Wednesday, 18 March 2015

pragmatic use of DVD format with iTunes


Usually I've only converted DVDs a few at a time to work inside iTunes, so it was my recent short blitz of about 30 DVDs that made me take a little more notice of the format.

My pragmatic view is that it is still 'good enough' for many movies, even though there's increasing HD streaming and the declining Bluray as alternatives.

Traditional European PAL standard television has 625 lines of which 575 are used to make the actual picture, with the rest for controls and suchlike. The Americans use NTSC which uses 525 lines of which 483 are used to make the picture.

As a consequence, PAL DVDs are usually either 576 or 540 lines in their source definition. The normal width is 720 pixels, making a total pixel count of around 400,000 or 0.4megapixels.

In practice, the width is often stretched to make the wide-screen formats which mostly show up on television as 16:9. The original widescreen movie formats with 35mm film stock use anamorphic lenses to compress the image widthways and then have it stretched back out when projected in a cinema. See the squashed looking car below...

Otherwise, only a small part of the film frame would be used when making the movie.

Television/computer playback uses a similar trick, stretching letterbox and widescreen formats so that they look right on replay.

That's how systems like Panavision worked and the technique persists to this day, although increasingly with digital filming, the sensor ratios can be adjusted for the format.

It also means that home entertainment systems have to handle upscaling from the standard definition format, so that the picture isn't just a small rectangle in the middle of the screen.

Ever since the old cathode ray tubes gave way to flat panels, the number of available pixels (lines and columns) has been increasing. The commonest 1080p HD format has, yes, 1080 lines instead of 575. Blu-ray goes to 1920 across × 1080 lines of pixels. The newer 4k is 3840 x 2160 (8 megapixels) and 8k is 7680 × 4320 (33.2 megapixels). Naturally, as the pixels increase, so does the replay bandwidth requirement.

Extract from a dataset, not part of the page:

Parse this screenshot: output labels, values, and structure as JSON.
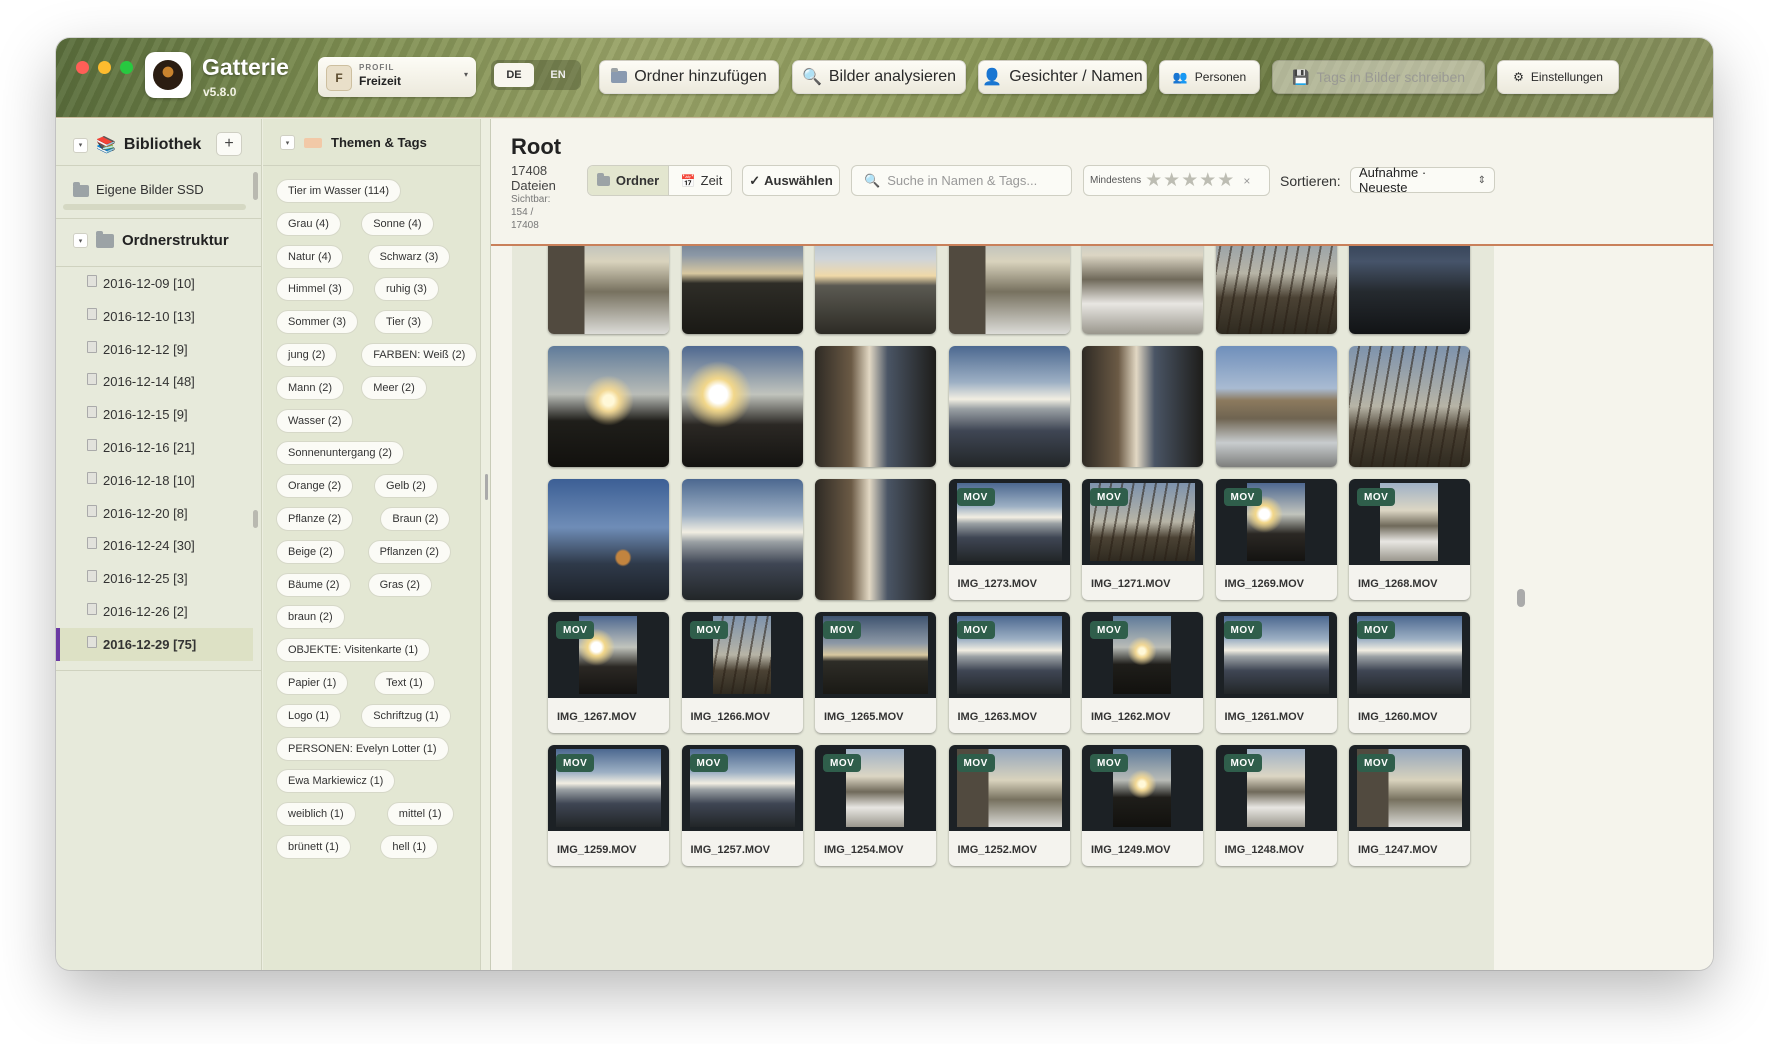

Confusingly, digital cinemas have either 2K cinema screens (2048×1080 or 2.2 megapixels) or 4K cinema (4096×2160 or 8.8 megapixels). And IMAX? It's often a projection of 70mm film although they are also using doubled up 2k projectors nowadays.

Whew.

So back to my conversion of DVDs. Tradeoff of content, quality and convenience.

I'll simply preserve the original quality of the DVD. That means the maximum I can squeeze out of the DVD is 720x576. With anamorphic conversion this goes up to generally a maximum of 1080 across. The rest becomes a function of the upscaling available on the playback equipment. 15 minutes to convert, auto-catalogue with MetaZ, adding the 1.3Gb image size with 5.1 sound to iTunes.

And you know what? For practical day-to-day viewing at normal distances, the DVD quality still seems fine as a tradeoff between quality and convenience. Wanna see that old favourite movie again? Yes, it's here and right now.

Of course I'll still watch movies in higher definition from streaming or occasional Bluray (weird that it auto-corrects to blurry?) and I'll sometimes notice the difference for the first few minutes. Then the story kicks in and with a few exceptions, the technical wizardry isn't as significant.

2 comments:

RFM said...

I'm finding my Blu-Ray player does such a good job of scaling up DVDs on the Sony HDTV that I'm perfectly happy watching cheaper DVDs. I've ripped a ton of DVDs for convenience, and they're fine on my laptop screen and (obviously) through a standard classroom projector. They also look fine on the TV connected with an HDMI lead. I also discovered that if I buy HD content from iTunes it won't play through a projector, so I just buy SD from iTunes.

rashbre said...

RFMYes, and I guess the d4v or mp4 must come in handy in your line of work too? Being able to chop out a short example direct from the virtual 'reel'...